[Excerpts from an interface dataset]
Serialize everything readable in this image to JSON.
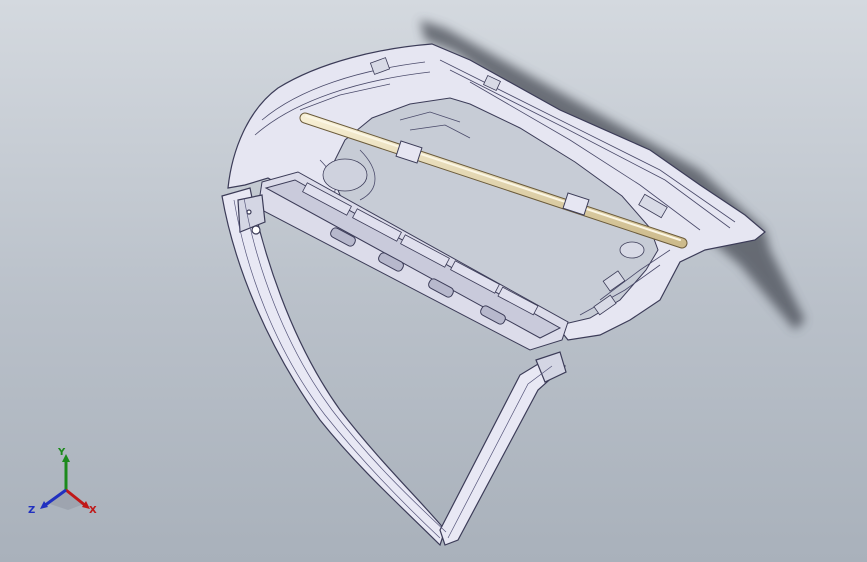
{
  "viewport": {
    "background_top": "#d4d9df",
    "background_bottom": "#a9b1bb",
    "model": "trunk-lid-assembly",
    "model_outline_color": "#3c3c58",
    "model_fill_color": "#e8e8f4",
    "strut_color": "#e9dcb4"
  },
  "triad": {
    "y_label": "Y",
    "x_label": "X",
    "z_label": "Z",
    "y_color": "#1c8a1c",
    "x_color": "#c01818",
    "z_color": "#2030c0"
  }
}
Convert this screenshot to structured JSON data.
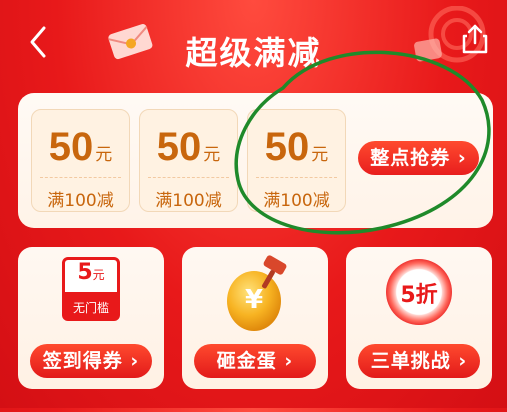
{
  "header": {
    "title": "超级满减"
  },
  "coupons": [
    {
      "amount": "50",
      "unit": "元",
      "condition": "满100减"
    },
    {
      "amount": "50",
      "unit": "元",
      "condition": "满100减"
    },
    {
      "amount": "50",
      "unit": "元",
      "condition": "满100减"
    }
  ],
  "grab_button": "整点抢券 ›",
  "cards": [
    {
      "button": "签到得券 ›",
      "icon": "no-threshold-coupon-icon",
      "icon_amount": "5",
      "icon_unit": "元",
      "icon_text": "无门槛"
    },
    {
      "button": "砸金蛋 ›",
      "icon": "golden-egg-icon",
      "icon_text": "¥"
    },
    {
      "button": "三单挑战 ›",
      "icon": "discount-badge-icon",
      "icon_text": "5折"
    }
  ],
  "colors": {
    "primary_red": "#e8191a",
    "coupon_text": "#c8660d",
    "annotation": "#1f8a2a"
  }
}
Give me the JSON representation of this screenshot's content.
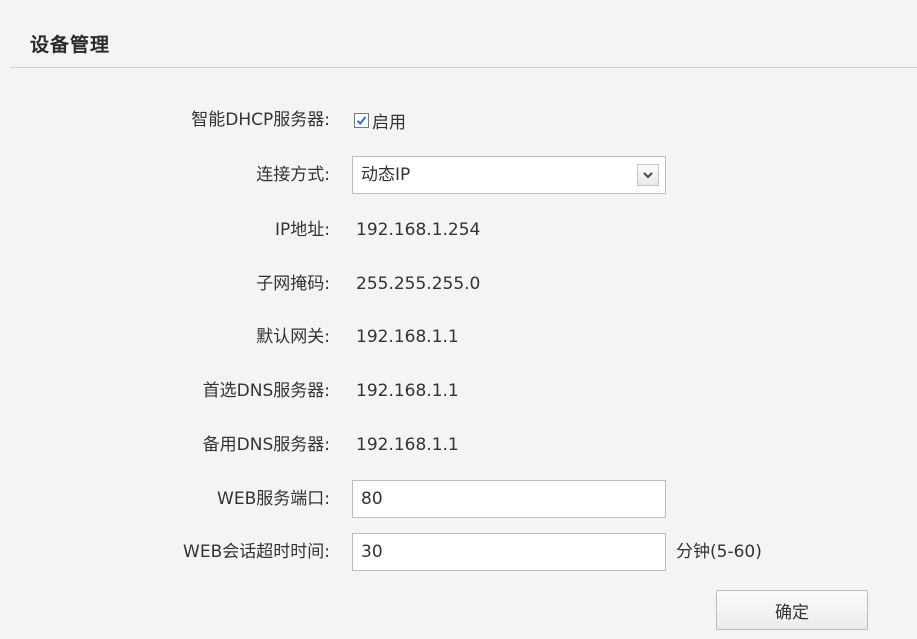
{
  "section_title": "设备管理",
  "dhcp": {
    "label": "智能DHCP服务器:",
    "checked": true,
    "checkbox_label": "启用"
  },
  "connection": {
    "label": "连接方式:",
    "selected": "动态IP"
  },
  "ip": {
    "label": "IP地址:",
    "value": "192.168.1.254"
  },
  "subnet": {
    "label": "子网掩码:",
    "value": "255.255.255.0"
  },
  "gateway": {
    "label": "默认网关:",
    "value": "192.168.1.1"
  },
  "dns_primary": {
    "label": "首选DNS服务器:",
    "value": "192.168.1.1"
  },
  "dns_secondary": {
    "label": "备用DNS服务器:",
    "value": "192.168.1.1"
  },
  "web_port": {
    "label": "WEB服务端口:",
    "value": "80"
  },
  "web_timeout": {
    "label": "WEB会话超时时间:",
    "value": "30",
    "suffix": "分钟(5-60)"
  },
  "confirm_label": "确定",
  "colors": {
    "checkbox_check": "#2a6fd1",
    "border": "#bdbdbd",
    "background": "#f4f4f4"
  }
}
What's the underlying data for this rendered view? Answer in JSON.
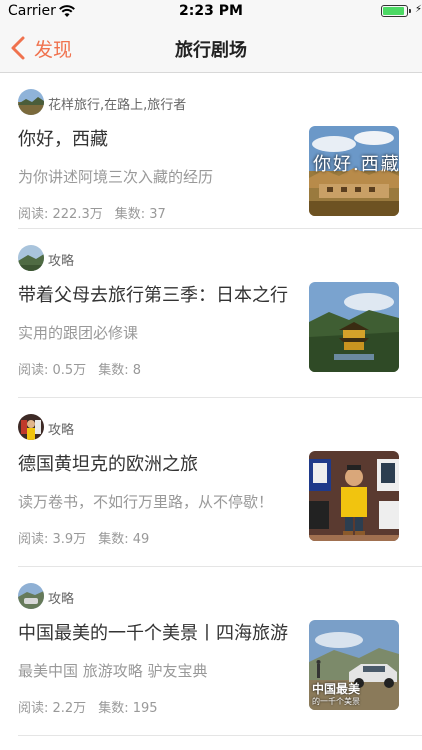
{
  "status_bar": {
    "carrier": "Carrier",
    "time": "2:23 PM",
    "battery_level": 0.9,
    "battery_color": "#4cd964"
  },
  "nav": {
    "back_label": "发现",
    "title": "旅行剧场",
    "accent_color": "#f0724e"
  },
  "items": [
    {
      "author": "花样旅行,在路上,旅行者",
      "title": "你好，西藏",
      "desc": "为你讲述阿境三次入藏的经历",
      "reads_label": "阅读: 222.3万",
      "episodes_label": "集数: 37",
      "thumb_caption": "你好.西藏",
      "thumb_icon": "tibet-landscape-thumbnail"
    },
    {
      "author": "攻略",
      "title": "带着父母去旅行第三季：日本之行",
      "desc": "实用的跟团必修课",
      "reads_label": "阅读: 0.5万",
      "episodes_label": "集数: 8",
      "thumb_icon": "golden-pavilion-thumbnail"
    },
    {
      "author": "攻略",
      "title": "德国黄坦克的欧洲之旅",
      "desc": "读万卷书，不如行万里路，从不停歇！",
      "reads_label": "阅读: 3.9万",
      "episodes_label": "集数: 49",
      "thumb_icon": "football-jerseys-thumbnail"
    },
    {
      "author": "攻略",
      "title": "中国最美的一千个美景丨四海旅游",
      "desc": "最美中国 旅游攻略 驴友宝典",
      "reads_label": "阅读: 2.2万",
      "episodes_label": "集数: 195",
      "thumb_caption": "中国最美",
      "thumb_caption_small": "的一千个美景",
      "thumb_icon": "car-landscape-thumbnail"
    }
  ]
}
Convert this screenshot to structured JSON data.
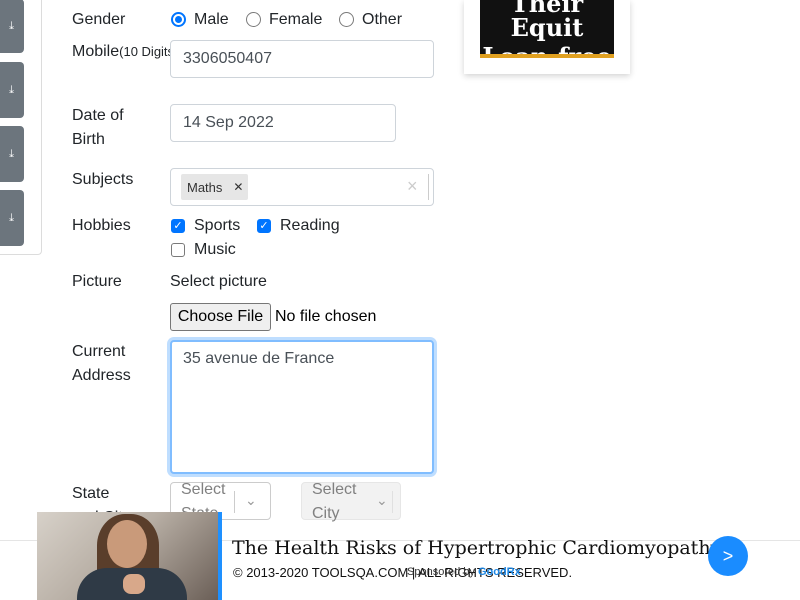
{
  "sidebar": {
    "download_icons": [
      "download-icon",
      "download-icon",
      "download-icon",
      "download-icon"
    ]
  },
  "form": {
    "gender": {
      "label": "Gender",
      "options": [
        "Male",
        "Female",
        "Other"
      ],
      "selected": "Male"
    },
    "mobile": {
      "label": "Mobile",
      "hint": "(10 Digits)",
      "value": "3306050407"
    },
    "dob": {
      "label_line1": "Date of",
      "label_line2": "Birth",
      "value": "14 Sep 2022"
    },
    "subjects": {
      "label": "Subjects",
      "chips": [
        "Maths"
      ],
      "clear_icon": "×"
    },
    "hobbies": {
      "label": "Hobbies",
      "items": [
        {
          "name": "Sports",
          "checked": true
        },
        {
          "name": "Reading",
          "checked": true
        },
        {
          "name": "Music",
          "checked": false
        }
      ]
    },
    "picture": {
      "label": "Picture",
      "select_label": "Select picture",
      "button": "Choose File",
      "status": "No file chosen"
    },
    "address": {
      "label_line1": "Current",
      "label_line2": "Address",
      "value": "35 avenue de France"
    },
    "state_city": {
      "label_line1": "State",
      "label_line2": "and City",
      "state_placeholder_line1": "Select",
      "state_placeholder_line2": "State",
      "city_placeholder_line1": "Select",
      "city_placeholder_line2": "City"
    }
  },
  "ad": {
    "line1": "Their Equit",
    "line2": "Loan-free"
  },
  "footer": {
    "copyright": "© 2013-2020 TOOLSQA.COM | ALL RIGHTS RESERVED.",
    "banner_title": "The Health Risks of Hypertrophic Cardiomyopathy",
    "sponsored_prefix": "Sponsored by",
    "sponsor_name": "GoodRx",
    "next_label": ">"
  },
  "colors": {
    "accent": "#0075ff",
    "focus_border": "#80bdff",
    "sidebar_btn": "#6c757d",
    "next_button": "#1a8cff"
  }
}
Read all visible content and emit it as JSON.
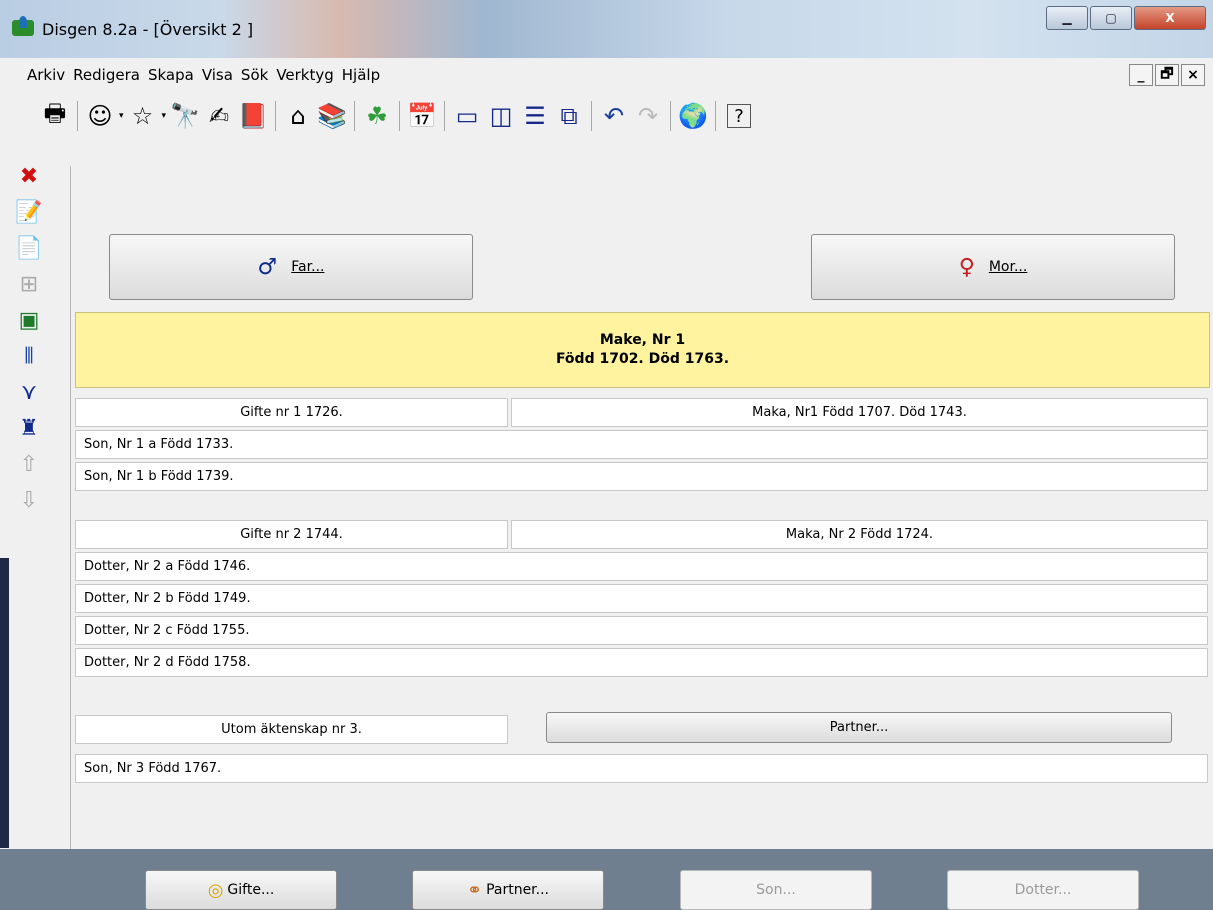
{
  "window": {
    "title": "Disgen 8.2a - [Översikt 2 ]",
    "minimize_label": "▁",
    "maximize_label": "▢",
    "close_label": "X"
  },
  "menu": [
    "Arkiv",
    "Redigera",
    "Skapa",
    "Visa",
    "Sök",
    "Verktyg",
    "Hjälp"
  ],
  "mdi_controls": [
    "_",
    "🗗",
    "×"
  ],
  "parents": {
    "father_label": "Far...",
    "mother_label": "Mor..."
  },
  "person": {
    "line1": "Make, Nr 1",
    "line2": "Född 1702. Död 1763."
  },
  "marriages": [
    {
      "label": "Gifte nr 1 1726.",
      "spouse": "Maka, Nr1 Född 1707. Död 1743.",
      "children": [
        "Son, Nr 1 a Född 1733.",
        "Son, Nr 1 b Född 1739."
      ]
    },
    {
      "label": "Gifte nr 2 1744.",
      "spouse": "Maka, Nr 2 Född 1724.",
      "children": [
        "Dotter, Nr 2 a Född 1746.",
        "Dotter, Nr 2 b Född 1749.",
        "Dotter, Nr 2 c Född 1755.",
        "Dotter, Nr 2 d Född 1758."
      ]
    },
    {
      "label": "Utom äktenskap nr 3.",
      "partner_button": "Partner...",
      "children": [
        "Son, Nr 3 Född 1767."
      ]
    }
  ],
  "bottom_buttons": {
    "gifte": "Gifte...",
    "partner": "Partner...",
    "son": "Son...",
    "dotter": "Dotter..."
  },
  "colors": {
    "person_card": "#fff3a0",
    "father": "#0b2a8c",
    "mother": "#c51d1d"
  }
}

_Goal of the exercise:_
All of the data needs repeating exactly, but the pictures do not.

_Answer for the task:_
Serialize everything readable in this image to JSON.
{
  "viewport": {
    "background_top": "#d4d9df",
    "background_bottom": "#a9b1bb",
    "model": "trunk-lid-assembly",
    "model_outline_color": "#3c3c58",
    "model_fill_color": "#e8e8f4",
    "strut_color": "#e9dcb4"
  },
  "triad": {
    "y_label": "Y",
    "x_label": "X",
    "z_label": "Z",
    "y_color": "#1c8a1c",
    "x_color": "#c01818",
    "z_color": "#2030c0"
  }
}
Convert this screenshot to structured JSON data.
{
  "header": {
    "title": "超级满减"
  },
  "coupons": [
    {
      "amount": "50",
      "unit": "元",
      "condition": "满100减"
    },
    {
      "amount": "50",
      "unit": "元",
      "condition": "满100减"
    },
    {
      "amount": "50",
      "unit": "元",
      "condition": "满100减"
    }
  ],
  "grab_button": "整点抢券 ›",
  "cards": [
    {
      "button": "签到得券 ›",
      "icon": "no-threshold-coupon-icon",
      "icon_amount": "5",
      "icon_unit": "元",
      "icon_text": "无门槛"
    },
    {
      "button": "砸金蛋 ›",
      "icon": "golden-egg-icon",
      "icon_text": "¥"
    },
    {
      "button": "三单挑战 ›",
      "icon": "discount-badge-icon",
      "icon_text": "5折"
    }
  ],
  "colors": {
    "primary_red": "#e8191a",
    "coupon_text": "#c8660d",
    "annotation": "#1f8a2a"
  }
}
Give me the JSON representation of this screenshot's content.
{
  "section_title": "设备管理",
  "dhcp": {
    "label": "智能DHCP服务器:",
    "checked": true,
    "checkbox_label": "启用"
  },
  "connection": {
    "label": "连接方式:",
    "selected": "动态IP"
  },
  "ip": {
    "label": "IP地址:",
    "value": "192.168.1.254"
  },
  "subnet": {
    "label": "子网掩码:",
    "value": "255.255.255.0"
  },
  "gateway": {
    "label": "默认网关:",
    "value": "192.168.1.1"
  },
  "dns_primary": {
    "label": "首选DNS服务器:",
    "value": "192.168.1.1"
  },
  "dns_secondary": {
    "label": "备用DNS服务器:",
    "value": "192.168.1.1"
  },
  "web_port": {
    "label": "WEB服务端口:",
    "value": "80"
  },
  "web_timeout": {
    "label": "WEB会话超时时间:",
    "value": "30",
    "suffix": "分钟(5-60)"
  },
  "confirm_label": "确定",
  "colors": {
    "checkbox_check": "#2a6fd1",
    "border": "#bdbdbd",
    "background": "#f4f4f4"
  }
}
What's the underlying data for this rendered view? Answer in JSON.
{
  "status_bar": {
    "carrier": "Carrier",
    "time": "2:23 PM",
    "battery_level": 0.9,
    "battery_color": "#4cd964"
  },
  "nav": {
    "back_label": "发现",
    "title": "旅行剧场",
    "accent_color": "#f0724e"
  },
  "items": [
    {
      "author": "花样旅行,在路上,旅行者",
      "title": "你好，西藏",
      "desc": "为你讲述阿境三次入藏的经历",
      "reads_label": "阅读: 222.3万",
      "episodes_label": "集数: 37",
      "thumb_caption": "你好.西藏",
      "thumb_icon": "tibet-landscape-thumbnail"
    },
    {
      "author": "攻略",
      "title": "带着父母去旅行第三季：日本之行",
      "desc": "实用的跟团必修课",
      "reads_label": "阅读: 0.5万",
      "episodes_label": "集数: 8",
      "thumb_icon": "golden-pavilion-thumbnail"
    },
    {
      "author": "攻略",
      "title": "德国黄坦克的欧洲之旅",
      "desc": "读万卷书，不如行万里路，从不停歇！",
      "reads_label": "阅读: 3.9万",
      "episodes_label": "集数: 49",
      "thumb_icon": "football-jerseys-thumbnail"
    },
    {
      "author": "攻略",
      "title": "中国最美的一千个美景丨四海旅游",
      "desc": "最美中国 旅游攻略 驴友宝典",
      "reads_label": "阅读: 2.2万",
      "episodes_label": "集数: 195",
      "thumb_caption": "中国最美",
      "thumb_caption_small": "的一千个美景",
      "thumb_icon": "car-landscape-thumbnail"
    }
  ]
}
Convert this screenshot to structured JSON data.
{
  "sidebar": {
    "download_icons": [
      "download-icon",
      "download-icon",
      "download-icon",
      "download-icon"
    ]
  },
  "form": {
    "gender": {
      "label": "Gender",
      "options": [
        "Male",
        "Female",
        "Other"
      ],
      "selected": "Male"
    },
    "mobile": {
      "label": "Mobile",
      "hint": "(10 Digits)",
      "value": "3306050407"
    },
    "dob": {
      "label_line1": "Date of",
      "label_line2": "Birth",
      "value": "14 Sep 2022"
    },
    "subjects": {
      "label": "Subjects",
      "chips": [
        "Maths"
      ],
      "clear_icon": "×"
    },
    "hobbies": {
      "label": "Hobbies",
      "items": [
        {
          "name": "Sports",
          "checked": true
        },
        {
          "name": "Reading",
          "checked": true
        },
        {
          "name": "Music",
          "checked": false
        }
      ]
    },
    "picture": {
      "label": "Picture",
      "select_label": "Select picture",
      "button": "Choose File",
      "status": "No file chosen"
    },
    "address": {
      "label_line1": "Current",
      "label_line2": "Address",
      "value": "35 avenue de France"
    },
    "state_city": {
      "label_line1": "State",
      "label_line2": "and City",
      "state_placeholder_line1": "Select",
      "state_placeholder_line2": "State",
      "city_placeholder_line1": "Select",
      "city_placeholder_line2": "City"
    }
  },
  "ad": {
    "line1": "Their Equit",
    "line2": "Loan-free"
  },
  "footer": {
    "copyright": "© 2013-2020 TOOLSQA.COM | ALL RIGHTS RESERVED.",
    "banner_title": "The Health Risks of Hypertrophic Cardiomyopathy",
    "sponsored_prefix": "Sponsored by",
    "sponsor_name": "GoodRx",
    "next_label": ">"
  },
  "colors": {
    "accent": "#0075ff",
    "focus_border": "#80bdff",
    "sidebar_btn": "#6c757d",
    "next_button": "#1a8cff"
  }
}
Read all visible content and emit it as JSON.
{
  "window": {
    "title": "Disgen 8.2a - [Översikt 2 ]",
    "minimize_label": "▁",
    "maximize_label": "▢",
    "close_label": "X"
  },
  "menu": [
    "Arkiv",
    "Redigera",
    "Skapa",
    "Visa",
    "Sök",
    "Verktyg",
    "Hjälp"
  ],
  "mdi_controls": [
    "_",
    "🗗",
    "×"
  ],
  "parents": {
    "father_label": "Far...",
    "mother_label": "Mor..."
  },
  "person": {
    "line1": "Make, Nr 1",
    "line2": "Född 1702. Död 1763."
  },
  "marriages": [
    {
      "label": "Gifte nr 1 1726.",
      "spouse": "Maka, Nr1 Född 1707. Död 1743.",
      "children": [
        "Son, Nr 1 a Född 1733.",
        "Son, Nr 1 b Född 1739."
      ]
    },
    {
      "label": "Gifte nr 2 1744.",
      "spouse": "Maka, Nr 2 Född 1724.",
      "children": [
        "Dotter, Nr 2 a Född 1746.",
        "Dotter, Nr 2 b Född 1749.",
        "Dotter, Nr 2 c Född 1755.",
        "Dotter, Nr 2 d Född 1758."
      ]
    },
    {
      "label": "Utom äktenskap nr 3.",
      "partner_button": "Partner...",
      "children": [
        "Son, Nr 3 Född 1767."
      ]
    }
  ],
  "bottom_buttons": {
    "gifte": "Gifte...",
    "partner": "Partner...",
    "son": "Son...",
    "dotter": "Dotter..."
  },
  "colors": {
    "person_card": "#fff3a0",
    "father": "#0b2a8c",
    "mother": "#c51d1d"
  }
}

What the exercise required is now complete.